In a statement to CRN, an IBM spokesperson said that IBM does not have a “blanket hiring ‘pause’ in place.”
Instead, “IBM is being deliberate and thoughtful in our hiring with a focus on revenue-generating roles, and we’re being very selective when filling jobs that don’t directly touch our clients or technology. We are actively hiring for thousands of positions right now,” according to the statement.
Krishna told Bloomberg that despite announcing in January the layoff of about 1.5 percent of its global workforce – which should reach about 5,000 workers once done – the vendor has hired about 7,000 people during the first quarter.
Krishna also told Bloomberg that he believed until late 2022 that the U.S. could avoid a recession.

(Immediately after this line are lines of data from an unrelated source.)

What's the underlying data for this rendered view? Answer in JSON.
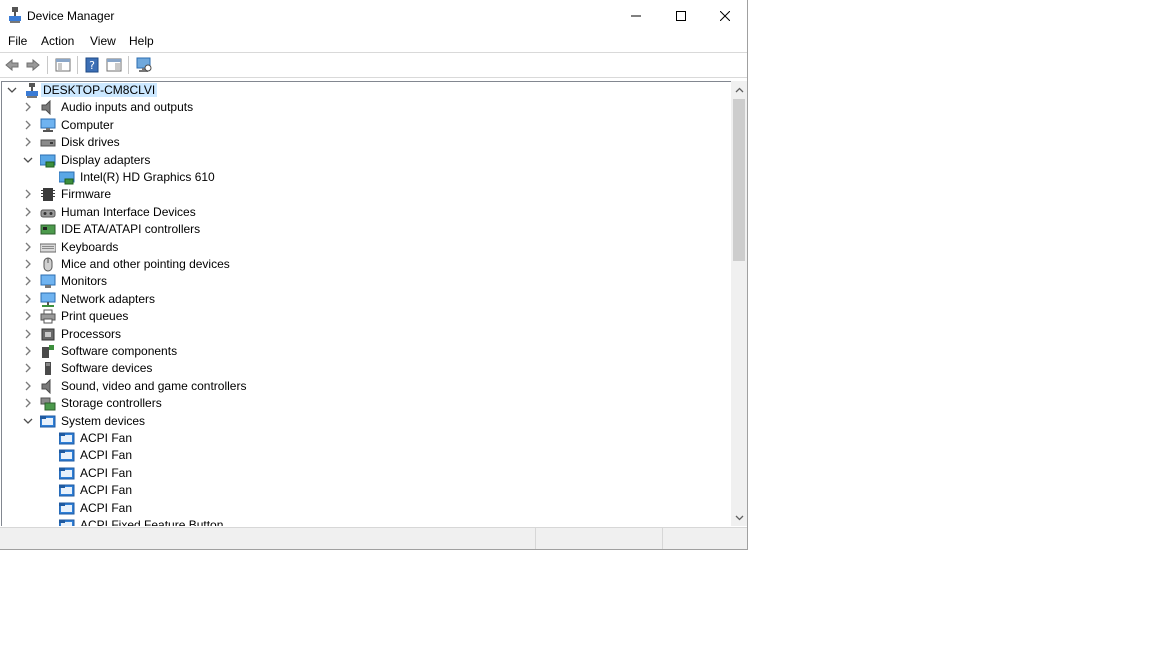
{
  "window": {
    "title": "Device Manager"
  },
  "menu": [
    "File",
    "Action",
    "View",
    "Help"
  ],
  "tree": {
    "root": "DESKTOP-CM8CLVI",
    "items": [
      {
        "label": "Audio inputs and outputs",
        "icon": "speaker-icon",
        "expanded": false
      },
      {
        "label": "Computer",
        "icon": "computer-icon",
        "expanded": false
      },
      {
        "label": "Disk drives",
        "icon": "disk-drive-icon",
        "expanded": false
      },
      {
        "label": "Display adapters",
        "icon": "display-adapter-icon",
        "expanded": true,
        "children": [
          {
            "label": "Intel(R) HD Graphics 610",
            "icon": "display-adapter-icon"
          }
        ]
      },
      {
        "label": "Firmware",
        "icon": "chip-icon",
        "expanded": false
      },
      {
        "label": "Human Interface Devices",
        "icon": "hid-icon",
        "expanded": false
      },
      {
        "label": "IDE ATA/ATAPI controllers",
        "icon": "ide-controller-icon",
        "expanded": false
      },
      {
        "label": "Keyboards",
        "icon": "keyboard-icon",
        "expanded": false
      },
      {
        "label": "Mice and other pointing devices",
        "icon": "mouse-icon",
        "expanded": false
      },
      {
        "label": "Monitors",
        "icon": "monitor-icon",
        "expanded": false
      },
      {
        "label": "Network adapters",
        "icon": "network-adapter-icon",
        "expanded": false
      },
      {
        "label": "Print queues",
        "icon": "printer-icon",
        "expanded": false
      },
      {
        "label": "Processors",
        "icon": "processor-icon",
        "expanded": false
      },
      {
        "label": "Software components",
        "icon": "software-component-icon",
        "expanded": false
      },
      {
        "label": "Software devices",
        "icon": "software-device-icon",
        "expanded": false
      },
      {
        "label": "Sound, video and game controllers",
        "icon": "speaker-icon",
        "expanded": false
      },
      {
        "label": "Storage controllers",
        "icon": "storage-controller-icon",
        "expanded": false
      },
      {
        "label": "System devices",
        "icon": "system-folder-icon",
        "expanded": true,
        "children": [
          {
            "label": "ACPI Fan",
            "icon": "system-folder-icon"
          },
          {
            "label": "ACPI Fan",
            "icon": "system-folder-icon"
          },
          {
            "label": "ACPI Fan",
            "icon": "system-folder-icon"
          },
          {
            "label": "ACPI Fan",
            "icon": "system-folder-icon"
          },
          {
            "label": "ACPI Fan",
            "icon": "system-folder-icon"
          },
          {
            "label": "ACPI Fixed Feature Button",
            "icon": "system-folder-icon"
          }
        ]
      }
    ]
  },
  "colors": {
    "selection": "#cce8ff",
    "accent": "#0078d7"
  }
}
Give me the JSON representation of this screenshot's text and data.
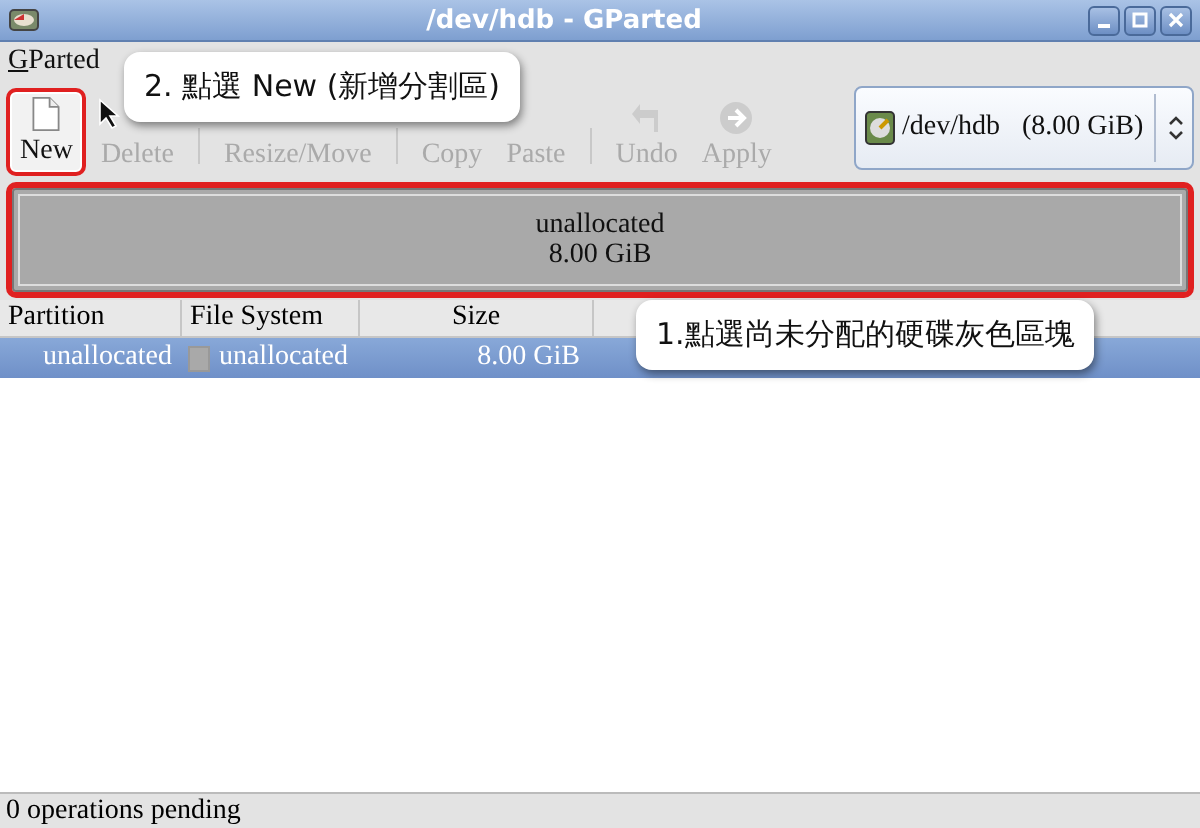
{
  "window": {
    "title": "/dev/hdb - GParted"
  },
  "menu": [
    {
      "label": "GParted"
    }
  ],
  "toolbar": [
    [
      {
        "label": "New",
        "kind": "page",
        "enabled": true,
        "highlighted": true
      },
      {
        "label": "Delete",
        "kind": "plain",
        "enabled": false,
        "highlighted": false
      }
    ],
    [
      {
        "label": "Resize/Move",
        "kind": "plain",
        "enabled": false,
        "highlighted": false
      }
    ],
    [
      {
        "label": "Copy",
        "kind": "plain",
        "enabled": false,
        "highlighted": false
      },
      {
        "label": "Paste",
        "kind": "plain",
        "enabled": false,
        "highlighted": false
      }
    ],
    [
      {
        "label": "Undo",
        "kind": "undo",
        "enabled": false,
        "highlighted": false
      },
      {
        "label": "Apply",
        "kind": "apply",
        "enabled": false,
        "highlighted": false
      }
    ]
  ],
  "device": {
    "name": "/dev/hdb",
    "size": "(8.00 GiB)"
  },
  "disk_map": {
    "label": "unallocated",
    "size": "8.00 GiB",
    "highlighted": true
  },
  "table": {
    "columns": [
      "Partition",
      "File System",
      "Size"
    ],
    "rows": [
      {
        "partition": "unallocated",
        "file_system": "unallocated",
        "size": "8.00 GiB",
        "selected": true
      }
    ]
  },
  "callouts": [
    {
      "text": "2. 點選 New (新增分割區)"
    },
    {
      "text": "1.點選尚未分配的硬碟灰色區塊"
    }
  ],
  "status_bar": "0 operations pending"
}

Now, however, he predicts a “shallow and short” recession toward the end of 2023, according to Bloomberg.
This aligns with comments Krishna made during IBM’s latest quarterly earnings report, held in April. Krishna said on the earnings call that in the U.S., IBM “did see some slowing down in consulting projects,” but no project cancellations.
“I want to caution that weaknesses are shrinking,” he added on the call. “Double-digit rates just went down into 6 to 8 percent, which is still healthy.”
He believes the consulting slowdown could spread globally, but it should not spread into the software segment, whose demand remained “very steady.”
“We are not seeing any signs of weakness in software,” he said, noting that IBM sells only business-to-business software, nothing consumer-facing.
Krishna said on the earnings call that, in his view, “a lot of the uncertainty that is in the media” in North America is not present in Japan, India, the Middle East and other parts of Asia.
Europe has “actually been stronger than I would have predicted six months ago,” he said.
“When we look at the mixture of interest rates, inflation, wage inflation, demographic – meaning labor shortages – supply chain resiliency, cyber, technology is actually the only answer companies have against all that. Now that does apply to the larger enterprises, who are our primary customers.”
As for the IBM worker replacements, automation can replace tasks such as providing employment verification letters or moving employees between departments, but it won’t replace more complex tasks such as evaluating workforce composition and productivity – at least for another decade, Krishna told Bloomberg.